MyEnergy says its free software platform can access the energy usage of about 90 percent of the homes in the United States, via utility web sites that offer online bill paying or show customers’ energy usage information. That doesn’t mean MyEnergy has your energy usage data. It’s an opt-in program. Once you sign up, you can see and chart your energy usage and view comparisons of how you rate against others.
That kind of social comparison has been used by Opower, which works with utilities to send customers report cards comparing how much energy they use to others in their communities. Opower has shown about a 3 percent energy savings due to the comparisons.
MyEnergy goes a step or two further, incorporating a mix of commerce and gamification. It doesn’t make energy efficiency a quiz or a massive multiplayer game. Instead, rewards are offered for saving energy. MyEnergy users earn a point on their account for each kilowatt hour of energy saved, 10 cubic feet of natural gas saved or every 100 gallons of water saved, and the points can be used to purchase items from MyEnergy’s partners. Users can even win a month’s worth of potato chips.
“We want to give people another reason to save,” says Allan Telio, MyEnergy’s vice president of business development. “That’s part of the premise of our company.”
Team Play with Utilities
MyEnergy is starting a “Beat the Peak” energy saving program with the Minnesota Valley Electrical Coop to help enroll the coop’s customers in a demand response program. Customers can form teams and compete to win prizes. Telio says teams of over 25 people can win $7,000 or more, and a total of $20,000 is available.

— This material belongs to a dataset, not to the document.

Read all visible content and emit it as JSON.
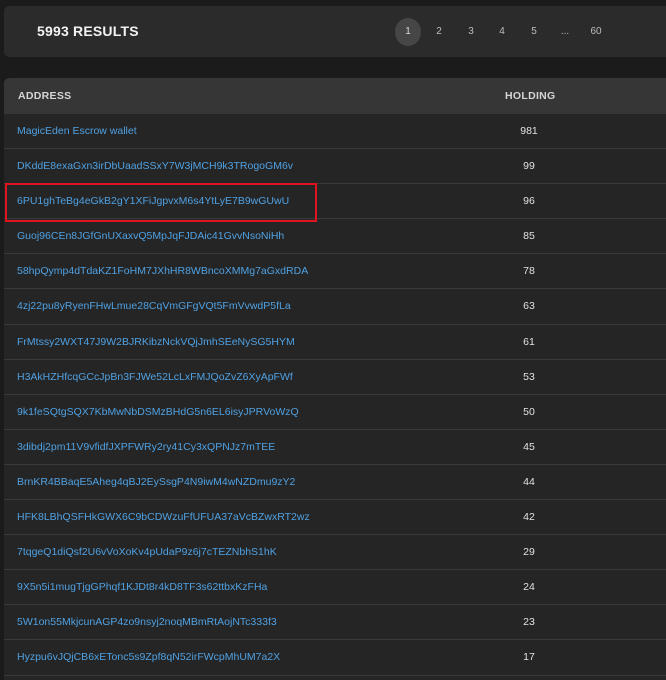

This isn’t just an energy-saving contest like those done in college dorms. The program is going to work places and social organizations to recruit participants, fostering a real social component.
“Part of the reason we focus on community organizations is that it helps spread word about the programs and enhance participation rates,” says Telio. “It’s important to have someone inside an organization promote it, as that increases the likelihood of people participating.”
Telio says MyEnergy has also been working with a large gas utility in Illinois and a conservation organization in the Midwest. Its own study has found that its users have saved 14 percent on energy during heating and cooling seasons.
MyEnergy also gives users energy-saving recommendations, and Telio says tailored recommendations, based on a user’s energy usage and profile, are in the works.
And yes, there’s a social media component as well—if a user chooses. Telio says MyEnergy won’t broadcast your energy usage on Facebook, for example. “We allow people the choice to share what they want. We give users total control and total ownership of their data and we don’t force anything on them,” Telio says.
If MyEnergy can get enough utilities to sign up to its program, it may have one of the better ways to engage consumers in saving energy—by making it rewarding and fun.